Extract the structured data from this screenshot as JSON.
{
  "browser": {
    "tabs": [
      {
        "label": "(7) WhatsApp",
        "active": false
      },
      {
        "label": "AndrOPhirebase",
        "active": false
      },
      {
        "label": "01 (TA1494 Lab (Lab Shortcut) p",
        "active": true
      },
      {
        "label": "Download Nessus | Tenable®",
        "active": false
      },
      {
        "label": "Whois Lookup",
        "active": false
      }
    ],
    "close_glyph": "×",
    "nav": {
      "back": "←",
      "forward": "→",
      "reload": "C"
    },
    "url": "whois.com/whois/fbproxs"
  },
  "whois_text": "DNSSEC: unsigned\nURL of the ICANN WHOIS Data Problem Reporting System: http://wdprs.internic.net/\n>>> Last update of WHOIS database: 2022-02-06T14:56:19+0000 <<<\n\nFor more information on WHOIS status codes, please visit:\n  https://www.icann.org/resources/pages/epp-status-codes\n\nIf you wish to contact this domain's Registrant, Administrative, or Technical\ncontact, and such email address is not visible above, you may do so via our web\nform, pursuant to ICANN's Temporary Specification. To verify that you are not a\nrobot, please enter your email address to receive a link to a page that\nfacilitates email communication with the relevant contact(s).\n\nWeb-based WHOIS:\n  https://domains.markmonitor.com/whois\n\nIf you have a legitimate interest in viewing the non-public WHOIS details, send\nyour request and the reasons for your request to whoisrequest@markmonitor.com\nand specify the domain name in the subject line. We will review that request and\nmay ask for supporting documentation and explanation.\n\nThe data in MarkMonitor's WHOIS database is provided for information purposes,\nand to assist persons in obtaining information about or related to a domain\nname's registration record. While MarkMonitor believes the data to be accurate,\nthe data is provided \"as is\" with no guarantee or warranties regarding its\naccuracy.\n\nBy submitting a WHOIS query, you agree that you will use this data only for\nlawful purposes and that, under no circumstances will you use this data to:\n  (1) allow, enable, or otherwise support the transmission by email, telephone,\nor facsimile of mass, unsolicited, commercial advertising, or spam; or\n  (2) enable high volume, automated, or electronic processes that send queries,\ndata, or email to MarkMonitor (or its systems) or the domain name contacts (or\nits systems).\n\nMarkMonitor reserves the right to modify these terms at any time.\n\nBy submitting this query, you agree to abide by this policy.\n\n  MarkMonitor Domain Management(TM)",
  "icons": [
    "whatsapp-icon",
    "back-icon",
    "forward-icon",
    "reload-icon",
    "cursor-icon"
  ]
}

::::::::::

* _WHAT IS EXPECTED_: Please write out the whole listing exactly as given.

* _RESULT BELOW_:
Extract the structured data from this screenshot as JSON.
{
  "browser": {
    "tabs": [
      {
        "label": "(7) WhatsApp",
        "active": false
      },
      {
        "label": "AndrOPhirebase",
        "active": false
      },
      {
        "label": "01 (TA1494 Lab (Lab Shortcut) p",
        "active": true
      },
      {
        "label": "Download Nessus | Tenable®",
        "active": false
      },
      {
        "label": "Whois Lookup",
        "active": false
      }
    ],
    "close_glyph": "×",
    "nav": {
      "back": "←",
      "forward": "→",
      "reload": "C"
    },
    "url": "whois.com/whois/fbproxs"
  },
  "whois_text": "DNSSEC: unsigned\nURL of the ICANN WHOIS Data Problem Reporting System: http://wdprs.internic.net/\n>>> Last update of WHOIS database: 2022-02-06T14:56:19+0000 <<<\n\nFor more information on WHOIS status codes, please visit:\n  https://www.icann.org/resources/pages/epp-status-codes\n\nIf you wish to contact this domain's Registrant, Administrative, or Technical\ncontact, and such email address is not visible above, you may do so via our web\nform, pursuant to ICANN's Temporary Specification. To verify that you are not a\nrobot, please enter your email address to receive a link to a page that\nfacilitates email communication with the relevant contact(s).\n\nWeb-based WHOIS:\n  https://domains.markmonitor.com/whois\n\nIf you have a legitimate interest in viewing the non-public WHOIS details, send\nyour request and the reasons for your request to whoisrequest@markmonitor.com\nand specify the domain name in the subject line. We will review that request and\nmay ask for supporting documentation and explanation.\n\nThe data in MarkMonitor's WHOIS database is provided for information purposes,\nand to assist persons in obtaining information about or related to a domain\nname's registration record. While MarkMonitor believes the data to be accurate,\nthe data is provided \"as is\" with no guarantee or warranties regarding its\naccuracy.\n\nBy submitting a WHOIS query, you agree that you will use this data only for\nlawful purposes and that, under no circumstances will you use this data to:\n  (1) allow, enable, or otherwise support the transmission by email, telephone,\nor facsimile of mass, unsolicited, commercial advertising, or spam; or\n  (2) enable high volume, automated, or electronic processes that send queries,\ndata, or email to MarkMonitor (or its systems) or the domain name contacts (or\nits systems).\n\nMarkMonitor reserves the right to modify these terms at any time.\n\nBy submitting this query, you agree to abide by this policy.\n\n  MarkMonitor Domain Management(TM)",
  "icons": [
    "whatsapp-icon",
    "back-icon",
    "forward-icon",
    "reload-icon",
    "cursor-icon"
  ]
}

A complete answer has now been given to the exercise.